Effects of K+-induced depolarization and purinergic receptor activation on elemental content in insulin-producing RINm5F-cells.
Version of Record online: 2 JAN 2013
© The Author(s) Journal compilation © 1995 International Federation for Cell Biology
Cell Biology International
Volume 19, Issue 1, pages 25–34, January 1995
How to Cite
Pålsgård, E., Lindh, U., Juntti-Berggren, L., Berggren, P.-O. and Roomans, G. M. (1995), Effects of K+-induced depolarization and purinergic receptor activation on elemental content in insulin-producing RINm5F-cells. Cell Biology International, 19: 25–34. doi: 10.1006/cbir.1995.1004
- Issue online: 2 JAN 2013
- Version of Record online: 2 JAN 2013
- Paper received 07.10.94. Paper accepted 05.12.94.
- Cited By
X-ray microanalysis was used to detect elemental changes in the insulin-producing tumor cell-line RINm5F. To improve discrimination between mobile ions and ions bound to macromolecules a new approach was employed, consisting of multivariate statistical analysis of correlations between the concentrations of Na, Mg, P, S, Cl, K, and Ca. RINm5F cells, cultured on Formvar-coated titanium grids, were stimulated with high K+ or ATP, that are both known to stimulate insulin release.
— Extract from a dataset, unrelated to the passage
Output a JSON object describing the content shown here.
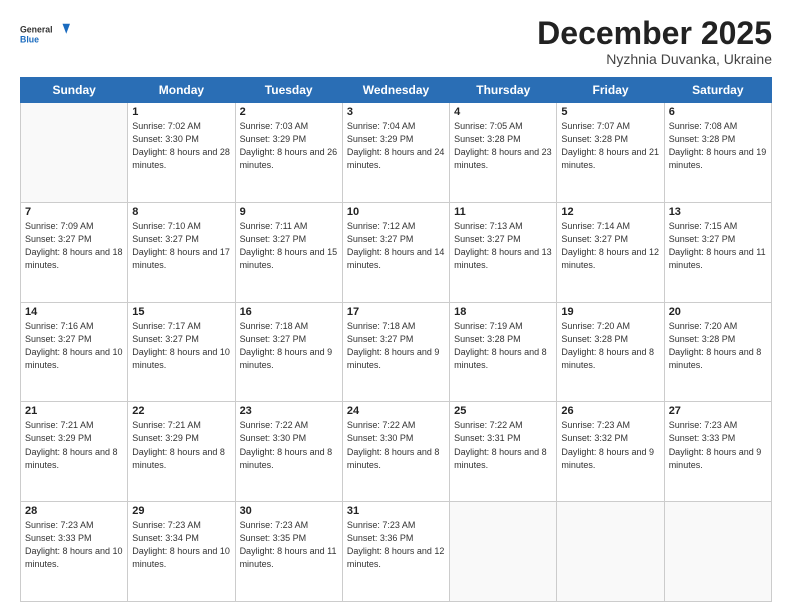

The buffers used contained Ca2+ or one of the Ca2+-analogues Sr2+ and Ba2+, to represent Ca2+ uptake in response to stimulation. After stimulation the cells were shock-frozen and freeze-dried overnight. Incubation for 10-20 seconds in a Ca2+-containing buffer did not significantly affect elemental composition, whereas cellular Mg, P and K decreased in a Sr2+-containing buffer. Depolarization with high K+ concentration caused an increase in the cellular Na content, both in Ca2+- and Sr2+-containing buffers, but not in the buffer where Ca2+ had been replaced by Ba2+. X-ray microanalysis is useful for detection of elemental changes subsequent to stimulation of cultured cells. Moreover, multivariate statistical analysis strengthens the idea that stimulation of RINm5F cells causes redistribution of ions possibly due to changes in the state of binding of some elements to cellular proteins.